02 Oct Gingivitis
Do you have red, sore gums that occasionally bleed when you brush your teeth? If so, you may have gingivitis — the mildest form of gum disease. Most people get gingivitis at some point in their lives, and mild symptoms make it easy to overlook. But that doesn’t mean you should ignore sore gums. Keeping teeth and gums healthy can help prevent periodontitis, a severe type of gum disease that can lead to tooth loss. Fortunately, you can easily reverse gingivitis with proper oral care.
What Causes Gingivitis?
When you forget to brush or floss, you leave deposits of plaque, a sticky film of bacteria and food particles, around your teeth. Plaque releases acids that attack tooth enamel, causing decay.

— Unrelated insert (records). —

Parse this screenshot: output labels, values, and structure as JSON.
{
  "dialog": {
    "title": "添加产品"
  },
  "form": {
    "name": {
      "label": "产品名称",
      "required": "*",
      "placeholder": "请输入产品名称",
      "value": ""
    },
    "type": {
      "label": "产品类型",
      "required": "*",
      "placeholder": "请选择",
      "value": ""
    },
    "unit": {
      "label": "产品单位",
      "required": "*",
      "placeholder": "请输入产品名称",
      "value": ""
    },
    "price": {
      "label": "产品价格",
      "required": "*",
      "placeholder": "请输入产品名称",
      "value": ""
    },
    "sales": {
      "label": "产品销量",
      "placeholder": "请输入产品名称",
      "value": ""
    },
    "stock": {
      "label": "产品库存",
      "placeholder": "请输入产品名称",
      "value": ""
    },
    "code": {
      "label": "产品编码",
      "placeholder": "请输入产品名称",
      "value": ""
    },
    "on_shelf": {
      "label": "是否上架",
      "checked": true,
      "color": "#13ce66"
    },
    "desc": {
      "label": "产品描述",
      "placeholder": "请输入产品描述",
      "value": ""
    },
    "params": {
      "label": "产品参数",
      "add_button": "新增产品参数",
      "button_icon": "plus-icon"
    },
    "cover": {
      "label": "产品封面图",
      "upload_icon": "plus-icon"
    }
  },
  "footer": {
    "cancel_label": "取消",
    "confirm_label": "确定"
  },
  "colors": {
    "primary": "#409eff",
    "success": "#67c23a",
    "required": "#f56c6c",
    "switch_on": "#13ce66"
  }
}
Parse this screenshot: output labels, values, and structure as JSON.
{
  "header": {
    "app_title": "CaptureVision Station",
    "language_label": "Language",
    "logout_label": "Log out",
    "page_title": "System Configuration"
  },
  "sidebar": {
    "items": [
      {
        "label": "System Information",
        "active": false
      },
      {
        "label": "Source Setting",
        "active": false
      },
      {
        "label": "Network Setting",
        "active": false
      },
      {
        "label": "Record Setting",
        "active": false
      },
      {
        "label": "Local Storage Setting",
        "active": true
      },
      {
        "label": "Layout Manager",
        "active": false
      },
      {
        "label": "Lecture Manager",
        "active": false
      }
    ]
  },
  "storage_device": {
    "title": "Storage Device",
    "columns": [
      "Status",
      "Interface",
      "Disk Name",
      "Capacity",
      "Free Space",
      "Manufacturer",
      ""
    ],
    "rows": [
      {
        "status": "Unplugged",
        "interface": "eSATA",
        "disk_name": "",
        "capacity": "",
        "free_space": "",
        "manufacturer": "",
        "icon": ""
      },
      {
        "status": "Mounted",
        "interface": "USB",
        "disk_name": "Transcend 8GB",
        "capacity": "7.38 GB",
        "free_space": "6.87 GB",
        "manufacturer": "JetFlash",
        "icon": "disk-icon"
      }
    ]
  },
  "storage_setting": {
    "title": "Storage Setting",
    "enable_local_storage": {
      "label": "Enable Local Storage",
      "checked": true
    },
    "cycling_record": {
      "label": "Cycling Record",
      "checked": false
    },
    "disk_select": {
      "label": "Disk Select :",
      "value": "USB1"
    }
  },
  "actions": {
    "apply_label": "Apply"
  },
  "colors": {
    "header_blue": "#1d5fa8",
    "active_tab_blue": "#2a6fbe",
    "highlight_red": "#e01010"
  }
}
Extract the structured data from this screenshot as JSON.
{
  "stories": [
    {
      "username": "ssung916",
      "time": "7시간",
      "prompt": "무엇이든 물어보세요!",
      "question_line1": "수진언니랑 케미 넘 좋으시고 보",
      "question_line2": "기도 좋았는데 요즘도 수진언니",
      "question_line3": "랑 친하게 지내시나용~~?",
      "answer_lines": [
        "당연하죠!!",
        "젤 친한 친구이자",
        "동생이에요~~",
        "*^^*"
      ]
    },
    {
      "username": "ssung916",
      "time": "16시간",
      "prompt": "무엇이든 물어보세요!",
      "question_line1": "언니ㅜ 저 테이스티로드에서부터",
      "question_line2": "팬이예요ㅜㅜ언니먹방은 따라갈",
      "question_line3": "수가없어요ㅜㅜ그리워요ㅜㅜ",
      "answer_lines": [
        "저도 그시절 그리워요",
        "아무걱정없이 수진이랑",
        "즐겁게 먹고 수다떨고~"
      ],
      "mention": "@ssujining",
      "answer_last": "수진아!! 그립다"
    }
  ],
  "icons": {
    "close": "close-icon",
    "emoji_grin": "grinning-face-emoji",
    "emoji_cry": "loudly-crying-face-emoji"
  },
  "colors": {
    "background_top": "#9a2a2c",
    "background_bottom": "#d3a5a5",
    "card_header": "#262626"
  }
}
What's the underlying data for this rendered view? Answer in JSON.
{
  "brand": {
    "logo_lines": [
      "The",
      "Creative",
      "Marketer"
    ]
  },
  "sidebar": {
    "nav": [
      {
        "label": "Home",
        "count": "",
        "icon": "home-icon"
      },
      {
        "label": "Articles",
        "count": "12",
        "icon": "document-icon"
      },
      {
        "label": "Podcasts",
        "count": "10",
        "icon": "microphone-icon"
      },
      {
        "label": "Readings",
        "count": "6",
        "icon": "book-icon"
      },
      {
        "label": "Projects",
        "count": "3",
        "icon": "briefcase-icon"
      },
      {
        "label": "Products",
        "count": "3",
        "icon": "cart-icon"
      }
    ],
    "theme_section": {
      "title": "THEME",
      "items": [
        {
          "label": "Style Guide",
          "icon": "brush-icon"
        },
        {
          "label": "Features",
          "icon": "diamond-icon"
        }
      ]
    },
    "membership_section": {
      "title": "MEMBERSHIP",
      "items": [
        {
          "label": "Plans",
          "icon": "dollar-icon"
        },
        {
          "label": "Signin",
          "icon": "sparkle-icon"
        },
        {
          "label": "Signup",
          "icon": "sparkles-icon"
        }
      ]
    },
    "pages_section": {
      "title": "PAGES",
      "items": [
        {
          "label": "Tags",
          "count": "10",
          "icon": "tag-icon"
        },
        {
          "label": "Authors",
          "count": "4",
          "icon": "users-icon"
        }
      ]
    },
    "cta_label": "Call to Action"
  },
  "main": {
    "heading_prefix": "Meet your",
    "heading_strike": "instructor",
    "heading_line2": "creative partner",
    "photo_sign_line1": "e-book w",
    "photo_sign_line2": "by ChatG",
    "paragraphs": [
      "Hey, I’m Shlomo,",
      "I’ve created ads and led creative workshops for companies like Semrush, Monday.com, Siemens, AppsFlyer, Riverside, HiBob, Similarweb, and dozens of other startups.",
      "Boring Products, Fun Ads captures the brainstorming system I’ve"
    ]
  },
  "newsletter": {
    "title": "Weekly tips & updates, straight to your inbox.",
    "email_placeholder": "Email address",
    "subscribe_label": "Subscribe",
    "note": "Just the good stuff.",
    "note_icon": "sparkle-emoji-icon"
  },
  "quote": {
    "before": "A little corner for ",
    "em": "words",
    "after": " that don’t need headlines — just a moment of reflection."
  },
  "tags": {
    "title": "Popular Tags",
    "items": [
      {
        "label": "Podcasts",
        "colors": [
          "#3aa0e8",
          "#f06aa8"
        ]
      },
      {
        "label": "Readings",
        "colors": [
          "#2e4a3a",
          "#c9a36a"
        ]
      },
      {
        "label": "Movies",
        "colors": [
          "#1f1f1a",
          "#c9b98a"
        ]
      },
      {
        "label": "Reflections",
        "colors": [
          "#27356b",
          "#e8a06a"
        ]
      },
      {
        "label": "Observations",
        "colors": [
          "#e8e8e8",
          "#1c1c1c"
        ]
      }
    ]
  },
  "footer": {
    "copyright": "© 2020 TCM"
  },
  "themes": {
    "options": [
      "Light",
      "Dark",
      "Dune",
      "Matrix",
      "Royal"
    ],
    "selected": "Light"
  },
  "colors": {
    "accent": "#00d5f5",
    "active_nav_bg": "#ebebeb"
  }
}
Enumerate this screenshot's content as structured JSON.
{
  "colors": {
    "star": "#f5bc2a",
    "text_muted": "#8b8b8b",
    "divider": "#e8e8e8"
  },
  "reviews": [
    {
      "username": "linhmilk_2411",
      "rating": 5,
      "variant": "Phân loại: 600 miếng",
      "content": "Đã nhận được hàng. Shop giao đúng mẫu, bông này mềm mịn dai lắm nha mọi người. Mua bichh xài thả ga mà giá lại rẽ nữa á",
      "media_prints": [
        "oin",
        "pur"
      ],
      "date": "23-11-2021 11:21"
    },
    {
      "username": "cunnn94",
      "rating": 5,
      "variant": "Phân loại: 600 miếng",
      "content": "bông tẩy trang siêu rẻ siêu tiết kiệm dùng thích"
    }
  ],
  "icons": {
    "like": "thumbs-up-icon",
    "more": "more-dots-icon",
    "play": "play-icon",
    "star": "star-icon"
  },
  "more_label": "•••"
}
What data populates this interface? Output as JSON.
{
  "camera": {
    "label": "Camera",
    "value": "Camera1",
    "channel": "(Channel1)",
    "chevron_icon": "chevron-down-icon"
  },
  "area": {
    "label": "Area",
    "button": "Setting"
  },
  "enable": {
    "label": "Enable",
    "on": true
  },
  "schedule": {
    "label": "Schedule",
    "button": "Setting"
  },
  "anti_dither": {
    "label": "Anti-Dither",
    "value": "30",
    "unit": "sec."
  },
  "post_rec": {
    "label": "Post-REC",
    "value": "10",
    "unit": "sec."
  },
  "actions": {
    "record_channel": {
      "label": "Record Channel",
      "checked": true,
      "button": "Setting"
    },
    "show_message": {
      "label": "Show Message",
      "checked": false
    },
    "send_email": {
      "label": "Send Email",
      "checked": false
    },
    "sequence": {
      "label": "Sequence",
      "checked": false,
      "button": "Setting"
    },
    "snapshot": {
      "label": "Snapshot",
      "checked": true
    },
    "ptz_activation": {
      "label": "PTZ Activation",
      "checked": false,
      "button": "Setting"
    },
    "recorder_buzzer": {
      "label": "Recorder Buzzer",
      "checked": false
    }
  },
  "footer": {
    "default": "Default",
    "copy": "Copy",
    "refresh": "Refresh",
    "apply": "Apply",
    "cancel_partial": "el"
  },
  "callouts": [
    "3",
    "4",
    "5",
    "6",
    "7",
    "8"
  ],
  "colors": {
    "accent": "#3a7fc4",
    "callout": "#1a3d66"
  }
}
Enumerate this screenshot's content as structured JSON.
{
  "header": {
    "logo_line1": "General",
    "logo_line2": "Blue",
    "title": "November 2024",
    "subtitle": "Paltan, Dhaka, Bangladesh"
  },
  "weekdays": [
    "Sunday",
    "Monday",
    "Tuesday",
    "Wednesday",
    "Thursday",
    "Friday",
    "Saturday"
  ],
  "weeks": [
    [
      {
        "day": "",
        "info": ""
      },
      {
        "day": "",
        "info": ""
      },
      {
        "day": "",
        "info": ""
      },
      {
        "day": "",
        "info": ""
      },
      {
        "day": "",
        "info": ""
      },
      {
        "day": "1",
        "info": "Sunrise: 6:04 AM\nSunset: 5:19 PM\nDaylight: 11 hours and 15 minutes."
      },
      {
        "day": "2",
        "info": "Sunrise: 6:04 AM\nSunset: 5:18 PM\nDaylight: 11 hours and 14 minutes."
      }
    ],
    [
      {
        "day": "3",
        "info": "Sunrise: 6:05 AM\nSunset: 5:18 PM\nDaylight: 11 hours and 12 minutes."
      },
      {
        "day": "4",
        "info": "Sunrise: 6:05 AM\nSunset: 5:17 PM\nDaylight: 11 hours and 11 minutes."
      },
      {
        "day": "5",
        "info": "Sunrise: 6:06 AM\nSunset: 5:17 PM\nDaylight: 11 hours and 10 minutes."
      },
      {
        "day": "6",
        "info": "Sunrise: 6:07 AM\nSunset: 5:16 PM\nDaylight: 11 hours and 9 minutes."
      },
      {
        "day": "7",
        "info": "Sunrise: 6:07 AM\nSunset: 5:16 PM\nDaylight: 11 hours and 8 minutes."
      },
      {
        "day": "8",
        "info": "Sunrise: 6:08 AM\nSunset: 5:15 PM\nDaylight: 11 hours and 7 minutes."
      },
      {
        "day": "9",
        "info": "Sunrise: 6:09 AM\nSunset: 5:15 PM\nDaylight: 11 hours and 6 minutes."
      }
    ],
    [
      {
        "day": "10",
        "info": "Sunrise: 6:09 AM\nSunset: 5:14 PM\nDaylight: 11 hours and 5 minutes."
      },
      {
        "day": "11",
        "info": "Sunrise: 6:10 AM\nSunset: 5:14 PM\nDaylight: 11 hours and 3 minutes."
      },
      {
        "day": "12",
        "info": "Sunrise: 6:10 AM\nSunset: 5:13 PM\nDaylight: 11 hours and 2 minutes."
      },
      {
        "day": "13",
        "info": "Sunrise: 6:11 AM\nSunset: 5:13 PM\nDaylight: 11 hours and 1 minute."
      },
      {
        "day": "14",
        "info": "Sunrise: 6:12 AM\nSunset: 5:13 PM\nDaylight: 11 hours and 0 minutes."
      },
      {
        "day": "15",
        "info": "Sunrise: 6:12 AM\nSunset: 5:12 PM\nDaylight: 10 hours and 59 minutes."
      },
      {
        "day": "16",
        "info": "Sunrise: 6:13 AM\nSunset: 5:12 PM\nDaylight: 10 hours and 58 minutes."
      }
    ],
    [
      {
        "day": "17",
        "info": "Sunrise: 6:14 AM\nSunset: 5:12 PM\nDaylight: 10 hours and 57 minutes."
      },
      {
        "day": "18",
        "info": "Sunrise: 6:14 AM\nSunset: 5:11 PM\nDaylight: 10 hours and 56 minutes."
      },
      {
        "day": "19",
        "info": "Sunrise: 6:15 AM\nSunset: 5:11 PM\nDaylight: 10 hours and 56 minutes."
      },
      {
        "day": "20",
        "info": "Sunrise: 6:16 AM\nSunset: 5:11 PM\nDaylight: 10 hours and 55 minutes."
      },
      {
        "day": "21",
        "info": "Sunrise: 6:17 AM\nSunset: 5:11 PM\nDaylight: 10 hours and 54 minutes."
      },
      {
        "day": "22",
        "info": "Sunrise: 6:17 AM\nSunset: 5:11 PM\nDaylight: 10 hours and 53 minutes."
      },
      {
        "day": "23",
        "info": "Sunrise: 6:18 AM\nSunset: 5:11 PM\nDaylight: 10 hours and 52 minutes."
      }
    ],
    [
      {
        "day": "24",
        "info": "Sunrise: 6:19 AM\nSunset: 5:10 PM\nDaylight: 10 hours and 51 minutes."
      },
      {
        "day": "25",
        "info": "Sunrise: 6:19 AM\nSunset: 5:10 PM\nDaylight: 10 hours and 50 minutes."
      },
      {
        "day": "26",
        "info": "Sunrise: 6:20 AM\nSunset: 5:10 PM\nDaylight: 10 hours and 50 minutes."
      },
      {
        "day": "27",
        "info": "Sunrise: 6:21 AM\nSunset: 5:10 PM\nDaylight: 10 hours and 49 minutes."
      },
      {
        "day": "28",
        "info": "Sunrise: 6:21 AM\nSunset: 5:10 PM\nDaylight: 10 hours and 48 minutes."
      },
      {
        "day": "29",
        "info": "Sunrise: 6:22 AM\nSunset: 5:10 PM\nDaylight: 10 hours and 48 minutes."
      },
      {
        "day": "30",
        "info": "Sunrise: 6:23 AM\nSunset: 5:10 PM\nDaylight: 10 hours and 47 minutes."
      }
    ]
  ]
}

After 72 hours, plaque can harden into tartar, which can only be removed by your dentist. Tartar forms along the gum line, making it difficult to thoroughly clean teeth and gums. Eventually these plaque and tartar deposits irritate and inflame gums, causing gingivitis.
Can Gingivitis Lead to Severe Gum Disease?
Health experts used to think that if not treated, gingivitis would eventually develop into periodontitis, but research has shown that’s not necessarily the case. Whether a person develops severe gum disease depends in part on how that person’s body responds to the buildup of plaque and bacteria in the mouth. Studies have shown that periodontitis may develop due to certain factors:
- Bacteria – of more than 400 species of bacteria that live in our mouths, only about 15 can cause severe gum disease
- Genetics – about 30% of people may be genetically predisposed to developing gum disease
- Uncontrolled diabetes –diabetes increases the risk for gum disease, possibly because people with diabetes are more prone to infection. Gum disease also makes it harder to control diabetes.
- Smoking – according to the American Dental Association, smoking may be the cause of almost 75% of periodontal diseases
Because there’s no way to know who might develop severe periodontal disease, it’s important to call our office if you notice any sign of gum irritation.
What Are the Symptoms of Gingivitis?
Symptoms are often so mild that you can have gingivitis and not know it. Over time you may notice:
- Red, swollen, or purplish gums. Healthy gums should appear pink and firm.
- Bleeding gums; you may see blood on your toothbrush or when you spit out toothpaste
- Sore gums that are tender to the touch
- Mouth sores
If you think you may have gingivitis, start by looking at your oral health habits to figure out where you may have slacked off a little. For example, if you haven’t been flossing every day, try putting a reminder note on the bathroom mirror. If it’s been 6 months since your last dental appointment, call our office to set up a cleaning and exam. During the exam, one of our hygienists will use special instruments to remove tartar and plaque deposits and thoroughly clean your teeth. Gingivitis should improve within a week or so of cleaning as long as you brush and floss every day. Also ask Dr. Michel or one of our team members about the proper way to brush your teeth — brushing too hard or missing spots can lead to gingivitis.
How Can I Prevent Gingivitis?
For healthy teeth and gums, the American Dental Association recommends taking the following steps:
1. Brush your teeth 2 times a day with a soft-bristled toothbrush and fluoride toothpaste. Brushing once in the morning when you wake up and right before bed makes it easy to remember. Be sure to get a new toothbrush every 3 months or sooner if the bristles become frayed. Old, worn out toothbrushes won’t clean teeth as thoroughly.
2. Floss every day — not just when something gets stuck between your teeth. Daily flossing removes plaque buildup in places your toothbrush can’t reach. If you don’t like flossing, try interdental cleaners, which are picks or small brushes that fit in between teeth. It’s a good idea to ask one of our hygienists how to use them properly so you don’t damage your gums.
3. Visit your dentist regularly for regular cleanings and oral exams. Once tartar develops, only Dr. Michel or one of our hygienist can remove it. Depending on your overall oral health and risk factors, you may need to come in for cleanings mor e frequently.
4. Eat a healthy diet and limit sweets and junk food. The bacteria in your mouth feed on sugars and starches from food, releasing acids that attack tooth enamel and cause decay. Junk food and candy have a lot of extra sugar and starch, and avoiding them can keep your teeth and gums healthy.
5. If you smoke, quit. Not only is smoking bad for your heart and lungs, it’s bad for your teeth and gums. Smoking or using smokeless tobacco increases the risk for severe gum disease, which can lead to tooth loss.
Gingivitis may come back anytime you forget to floss or brush consistently, so sticking with good oral health habits will give you a lifetime of bright smiles. An antimicrobial mouth rinse can also reduce bacteria and help prevent gingivitis. Any questions or concerns, or if you think you might have gingivitis call our office for an appointment.